With new and exciting technologies, it often happens that one particular application or use case leads the way initially… and then, when the euphoria turns into commercial reality, people start looking at other applications where the new technology can also bring value. In text mining, the same holds true. Pharma companies have now been using NLP text mining technologies for many years, in areas such as target validation, gene-disease associations, clinical trial optimization, and patent analytics, for example. As they become comfortable and, indeed, expert in these areas, attention has turned to areas where the core technology needs to be adapted or tweaked to meet a specific requirement.

For example, when looking to apply NLP to the time-consuming and costly business of discovering new, novel compounds, users hit a significant issue; trying to understand every single component part of some of the long chemical names. Not an insurmountable problem, but one that needed time, expertise and determination.


Linguamatics hosted our Spring Text Mining Conference in Cambridge last week (#LMSpring16). Attendees from the pharmaceutical industry, biotech, healthcare, personal consumer care, crop science, academia, and partner vendor companies came together for hands-on workshops, round table discussions, and of course, some excellent presentations and talks. 

The talks kicked off with a presentation by Thierry Breyette, Novo Nordisk, who described three different projects where text mining provided signficant value from real world data.  Thierry took the RAND Corporation definition: "Real-world data (RWD) is an umbrella term for different types of data that are not collected in conventional randomised controlled trials.
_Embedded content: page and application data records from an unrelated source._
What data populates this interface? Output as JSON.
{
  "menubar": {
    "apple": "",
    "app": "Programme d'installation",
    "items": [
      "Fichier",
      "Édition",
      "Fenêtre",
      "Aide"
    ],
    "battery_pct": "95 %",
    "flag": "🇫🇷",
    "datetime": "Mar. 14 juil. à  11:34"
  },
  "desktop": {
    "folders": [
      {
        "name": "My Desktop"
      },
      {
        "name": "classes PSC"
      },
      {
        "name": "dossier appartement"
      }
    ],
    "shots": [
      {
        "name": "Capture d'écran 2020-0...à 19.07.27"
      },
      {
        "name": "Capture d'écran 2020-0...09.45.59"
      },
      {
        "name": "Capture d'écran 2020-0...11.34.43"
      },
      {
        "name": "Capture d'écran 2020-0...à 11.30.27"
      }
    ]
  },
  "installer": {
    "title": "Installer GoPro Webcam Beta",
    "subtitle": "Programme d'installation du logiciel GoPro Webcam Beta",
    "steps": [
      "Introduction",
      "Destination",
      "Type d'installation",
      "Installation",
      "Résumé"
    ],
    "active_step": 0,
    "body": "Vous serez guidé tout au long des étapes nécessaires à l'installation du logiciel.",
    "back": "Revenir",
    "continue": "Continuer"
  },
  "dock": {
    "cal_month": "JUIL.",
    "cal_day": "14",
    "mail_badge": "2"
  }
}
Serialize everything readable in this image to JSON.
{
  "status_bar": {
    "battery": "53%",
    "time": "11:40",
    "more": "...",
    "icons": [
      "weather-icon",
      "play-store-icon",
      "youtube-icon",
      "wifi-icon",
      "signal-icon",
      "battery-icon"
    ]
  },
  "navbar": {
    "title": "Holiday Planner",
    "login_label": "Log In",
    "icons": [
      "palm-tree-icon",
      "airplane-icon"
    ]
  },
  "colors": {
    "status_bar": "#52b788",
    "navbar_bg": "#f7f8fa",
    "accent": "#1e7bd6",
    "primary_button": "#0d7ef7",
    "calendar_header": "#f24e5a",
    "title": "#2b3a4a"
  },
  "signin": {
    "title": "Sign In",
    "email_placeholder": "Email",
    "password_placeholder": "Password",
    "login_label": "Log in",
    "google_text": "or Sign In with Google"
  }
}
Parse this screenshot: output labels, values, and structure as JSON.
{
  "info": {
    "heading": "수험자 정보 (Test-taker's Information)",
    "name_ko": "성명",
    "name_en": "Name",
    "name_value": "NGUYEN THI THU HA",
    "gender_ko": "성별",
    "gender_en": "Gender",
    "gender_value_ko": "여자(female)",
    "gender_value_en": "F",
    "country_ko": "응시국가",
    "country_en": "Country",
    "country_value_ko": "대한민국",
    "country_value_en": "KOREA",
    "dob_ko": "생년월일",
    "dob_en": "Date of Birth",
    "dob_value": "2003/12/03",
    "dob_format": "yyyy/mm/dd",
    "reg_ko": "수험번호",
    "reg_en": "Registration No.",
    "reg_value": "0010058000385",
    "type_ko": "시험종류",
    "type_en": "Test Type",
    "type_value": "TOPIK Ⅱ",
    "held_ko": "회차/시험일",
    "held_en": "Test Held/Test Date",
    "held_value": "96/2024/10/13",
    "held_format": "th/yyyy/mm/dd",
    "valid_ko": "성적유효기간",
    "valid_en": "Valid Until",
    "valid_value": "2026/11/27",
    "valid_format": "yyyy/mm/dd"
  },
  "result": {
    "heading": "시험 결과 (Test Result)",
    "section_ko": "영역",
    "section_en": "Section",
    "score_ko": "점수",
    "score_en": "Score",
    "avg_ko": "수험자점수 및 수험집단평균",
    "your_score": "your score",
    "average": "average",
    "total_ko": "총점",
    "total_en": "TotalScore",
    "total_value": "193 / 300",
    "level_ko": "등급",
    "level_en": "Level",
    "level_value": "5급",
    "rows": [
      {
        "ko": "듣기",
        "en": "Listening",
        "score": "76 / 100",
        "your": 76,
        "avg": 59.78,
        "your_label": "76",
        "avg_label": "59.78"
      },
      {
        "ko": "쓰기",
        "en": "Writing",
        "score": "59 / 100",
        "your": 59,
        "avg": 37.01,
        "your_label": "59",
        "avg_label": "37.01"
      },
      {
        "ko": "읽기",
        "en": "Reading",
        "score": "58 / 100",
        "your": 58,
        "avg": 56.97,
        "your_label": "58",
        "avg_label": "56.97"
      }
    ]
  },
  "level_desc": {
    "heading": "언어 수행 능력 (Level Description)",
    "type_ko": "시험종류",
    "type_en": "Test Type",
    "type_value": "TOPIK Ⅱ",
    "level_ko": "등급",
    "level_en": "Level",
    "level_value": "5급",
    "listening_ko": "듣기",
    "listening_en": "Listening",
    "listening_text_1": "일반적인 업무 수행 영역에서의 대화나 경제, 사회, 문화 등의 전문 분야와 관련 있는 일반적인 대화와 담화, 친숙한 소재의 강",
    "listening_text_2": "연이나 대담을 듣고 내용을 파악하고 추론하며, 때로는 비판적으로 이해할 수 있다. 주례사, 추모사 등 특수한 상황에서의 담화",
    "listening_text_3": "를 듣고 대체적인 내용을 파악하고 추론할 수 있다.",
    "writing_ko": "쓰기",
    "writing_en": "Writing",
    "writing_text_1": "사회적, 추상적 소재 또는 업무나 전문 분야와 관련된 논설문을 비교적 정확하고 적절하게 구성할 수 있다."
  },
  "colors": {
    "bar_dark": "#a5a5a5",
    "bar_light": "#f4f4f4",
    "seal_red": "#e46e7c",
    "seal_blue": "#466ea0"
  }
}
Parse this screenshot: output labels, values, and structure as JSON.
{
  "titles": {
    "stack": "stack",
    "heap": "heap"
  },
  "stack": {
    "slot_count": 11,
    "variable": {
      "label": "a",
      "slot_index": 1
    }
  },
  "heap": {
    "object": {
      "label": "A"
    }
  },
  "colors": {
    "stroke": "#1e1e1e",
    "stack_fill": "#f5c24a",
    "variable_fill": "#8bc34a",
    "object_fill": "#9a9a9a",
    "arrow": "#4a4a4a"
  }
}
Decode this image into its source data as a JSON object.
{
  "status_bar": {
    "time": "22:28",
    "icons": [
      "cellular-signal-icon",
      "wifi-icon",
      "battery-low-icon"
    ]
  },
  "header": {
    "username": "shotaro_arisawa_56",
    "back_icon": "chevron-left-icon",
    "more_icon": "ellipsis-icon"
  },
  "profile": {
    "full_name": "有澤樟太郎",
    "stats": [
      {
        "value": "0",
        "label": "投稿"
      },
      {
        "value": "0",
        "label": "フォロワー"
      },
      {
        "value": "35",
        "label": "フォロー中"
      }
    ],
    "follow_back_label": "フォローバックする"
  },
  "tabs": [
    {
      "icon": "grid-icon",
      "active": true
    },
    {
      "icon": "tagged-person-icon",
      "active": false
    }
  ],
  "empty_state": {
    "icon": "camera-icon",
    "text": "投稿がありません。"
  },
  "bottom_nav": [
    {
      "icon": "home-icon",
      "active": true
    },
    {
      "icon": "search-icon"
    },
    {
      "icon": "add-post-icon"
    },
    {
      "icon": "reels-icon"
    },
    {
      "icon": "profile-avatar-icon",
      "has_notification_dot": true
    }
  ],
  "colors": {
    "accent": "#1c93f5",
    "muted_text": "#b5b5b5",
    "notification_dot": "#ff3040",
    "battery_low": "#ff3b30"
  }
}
RWD comes from various sources and includes patient data, data from clinicians, hospital data, data from payers and social data."

At Novo Nordisk they have gained business impact by text mining a variety of souces, including: social media to find digital opinion leaders; conversation transcripts between medical liaisons and healthcare professionals for trends around clinical insights; and mining patient & caregiver ethnographic data to see patterns in patient sentiment and compliance.


The Linguamatics Booth #345 at this year’s Bio-IT Conference (April 5-7 in Boston) offers the ideal opportunity to catch up with the latest developments in text mining.

Here are 3 reasons to meet the market leader in text analytics for life science and healthcare:


Guy Singh, Linguamatics Senior Manager, Product and Strategic Alliances, explains the key differences between keyword search and text mining.

See the full 52 second video below.

 

To learn more about how text mining works, check out our other video resources:

 


It was recently announced that Linguamatics has been named in KMWorld’s list of “100 Companies That Matter in Knowledge Management” for the third year running.

We are honored and recognize that making this list year-to-year isn’t a given.

3 key reasons why Linguamatics still matters in knowledge management in 2016:
 

  1. Leading NLP and text mining technology

Compared to other NLP text mining providers, I2E stands out for its ability to answer a wide range of questions, from simple open queries to questions that need advanced linguistic analytics.

Since this time last year, Linguamatics has become the industry’s first and only federated text mining provider.

Instead of having to run many text mining queries separately across disparate data sources, I2E’s Connected Data Technology allows users to run a single query simultaneously over multiple data sources whether they are located locally, on Linguamatics’ cloud-based I2E OnDemand platform, or on third party servers elsewhere in the cloud.